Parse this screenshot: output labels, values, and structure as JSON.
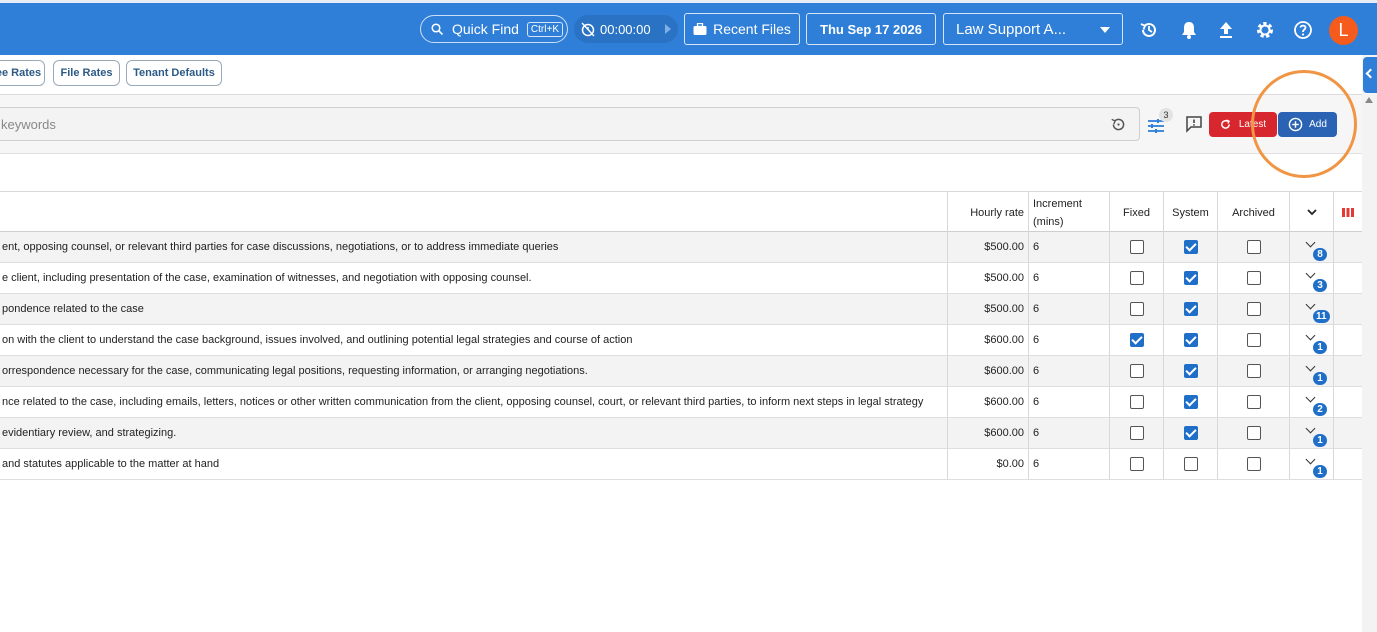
{
  "topbar": {
    "quick_find": "Quick Find",
    "shortcut": "Ctrl+K",
    "timer": "00:00:00",
    "recent_files": "Recent Files",
    "date": "Thu Sep 17 2026",
    "tenant": "Law Support A...",
    "avatar": "L",
    "color": "#2f7fd8"
  },
  "tabs": [
    "ee Rates",
    "File Rates",
    "Tenant Defaults"
  ],
  "search": {
    "placeholder": "keywords",
    "filter_count": "3",
    "latest_label": "Latest",
    "add_label": "Add"
  },
  "table": {
    "headers": {
      "rate": "Hourly rate",
      "increment_1": "Increment",
      "increment_2": "(mins)",
      "fixed": "Fixed",
      "system": "System",
      "archived": "Archived"
    },
    "rows": [
      {
        "desc": "ent, opposing counsel, or relevant third parties for case discussions, negotiations, or to address immediate queries",
        "rate": "$500.00",
        "inc": "6",
        "fixed": false,
        "system": true,
        "archived": false,
        "count": "8"
      },
      {
        "desc": "e client, including presentation of the case, examination of witnesses, and negotiation with opposing counsel.",
        "rate": "$500.00",
        "inc": "6",
        "fixed": false,
        "system": true,
        "archived": false,
        "count": "3"
      },
      {
        "desc": "pondence related to the case",
        "rate": "$500.00",
        "inc": "6",
        "fixed": false,
        "system": true,
        "archived": false,
        "count": "11"
      },
      {
        "desc": "on with the client to understand the case background, issues involved, and outlining potential legal strategies and course of action",
        "rate": "$600.00",
        "inc": "6",
        "fixed": true,
        "system": true,
        "archived": false,
        "count": "1"
      },
      {
        "desc": "orrespondence necessary for the case, communicating legal positions, requesting information, or arranging negotiations.",
        "rate": "$600.00",
        "inc": "6",
        "fixed": false,
        "system": true,
        "archived": false,
        "count": "1"
      },
      {
        "desc": "nce related to the case, including emails, letters, notices or other written communication from the client, opposing counsel, court, or relevant third parties, to inform next steps in legal strategy",
        "rate": "$600.00",
        "inc": "6",
        "fixed": false,
        "system": true,
        "archived": false,
        "count": "2"
      },
      {
        "desc": "evidentiary review, and strategizing.",
        "rate": "$600.00",
        "inc": "6",
        "fixed": false,
        "system": true,
        "archived": false,
        "count": "1"
      },
      {
        "desc": "and statutes applicable to the matter at hand",
        "rate": "$0.00",
        "inc": "6",
        "fixed": false,
        "system": false,
        "archived": false,
        "count": "1"
      }
    ]
  }
}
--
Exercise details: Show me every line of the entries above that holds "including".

Exercise answer:
        "desc": "e client, including presentation of the case, examination of witnesses, and negotiation with opposing counsel.",
        "desc": "nce related to the case, including emails, letters, notices or other written communication from the client, opposing counsel, court, or relevant third parties, to inform next steps in legal strategy",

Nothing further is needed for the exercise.